The fluid locomotion system is the main component for the title. The game’s objective is to put your arms in front of you and push the world away. In turn, you blast up buildings or around race tracks. You race your friends or the computer and attain speeds up to 300 miles per hour.
If you want to play this game at home, you will have to wait. While the game exists as a prototype on HTC Vive, release date, price, and platform for the game are sparse.
6. Facebook Slashes the price of the Oculus Rift by $200
Facebook announced a $100 cut in the price for both Oculus Rift’s headset and controller — which brings down the price of the total package from $800 to $600. This decrease in the pricing represents the strongest attempt to get the Oculus and VR into the hand of mainstream gamers and average consumers.
“VR is still such a new medium to so many people out there, and the immersion provided by Oculus has always come at a high cost,” said Drew Downie, OSSIC Brand Director. “With this price point reduction for the best VR products, it’s a huge step forward to the mass adoption of VR — and that means an increased need for immersive audio."
The price of the headset is now $500 with the Touch controllers at $100. When Facebook launched the Rift in March 2016, the headset could only be played with an Xbox controller. Last December, the Touch controllers were then added to create a more immersive experience. According to some sources, the hardware have been sold at cost. But since last year under the new direction of Hans Hartmann, the Chief Operations Officer, the costs have come down.

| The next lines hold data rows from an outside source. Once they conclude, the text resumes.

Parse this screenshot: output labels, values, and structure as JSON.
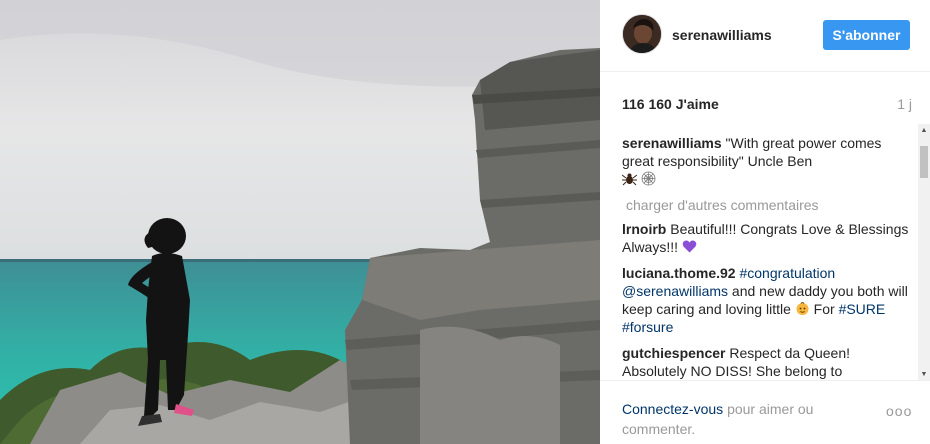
{
  "post": {
    "username": "serenawilliams",
    "follow_label": "S'abonner",
    "likes": "116 160 J'aime",
    "time_ago": "1 j",
    "caption": {
      "user": "serenawilliams",
      "text": "\"With great power comes great responsibility\" Uncle Ben"
    },
    "load_more_label": "charger d'autres commentaires",
    "comments": [
      {
        "user": "lrnoirb",
        "text": "Beautiful!!! Congrats Love & Blessings Always!!!"
      },
      {
        "user": "luciana.thome.92",
        "tag1": "#congratulation",
        "mention": "@serenawilliams",
        "text1": "and new daddy you both will keep caring and loving little",
        "text2": "For",
        "tag2": "#SURE",
        "tag3": "#forsure"
      },
      {
        "user": "gutchiespencer",
        "text": "Respect da Queen! Absolutely NO DISS! She belong to"
      }
    ],
    "footer": {
      "login_link": "Connectez-vous",
      "login_text": "pour aimer ou commenter.",
      "more_label": "ooo"
    }
  },
  "icons": {
    "caption_emoji_1": "spider-emoji",
    "caption_emoji_2": "spiderweb-emoji",
    "heart_emoji": "purple-heart-emoji",
    "baby_emoji": "baby-emoji"
  },
  "colors": {
    "follow_button": "#3897f0",
    "link": "#003569",
    "muted": "#999999"
  }
}
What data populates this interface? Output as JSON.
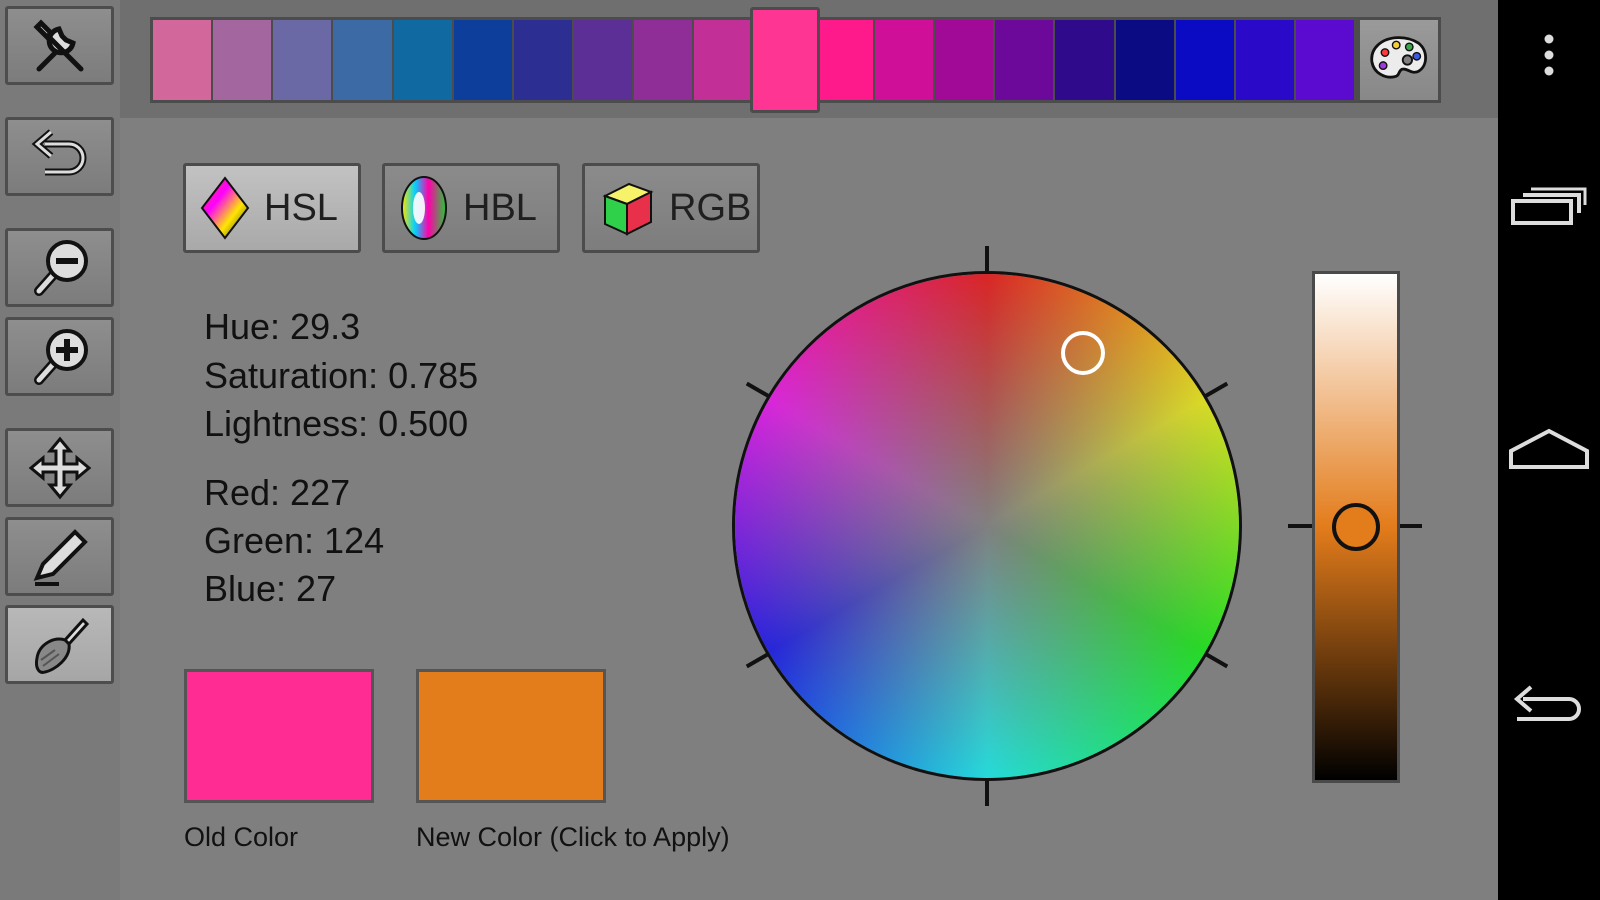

7. Karnage Chronicles
In another VR title, the team at Nordic Trolls was on hand to demo their unreleased game, Karnage Chronicles. This Unreal Engine 4 VR action game is heavy on fantasy and makes you feel like you are in the world.
Our very own Joshua James even streamed a demo over Facebook Live at their both. As you can tell from the video, this game not only does a lot of the visual aspects of the game well but also provides another avenue for spatial audio.
“As you can see, there’s a lot going on in the game and a lot of things you can spotlight with spatial audio,” said James. “For instance, [you will] be able to hear your companion in the cave and hear that acoustic response of him talking to you but not right next to your ear. But you hear the echo from the cave wall.”
It’s a great upcoming VR game that we’re super excited about.
What was your favorite part of GDC? Let us know in the comments.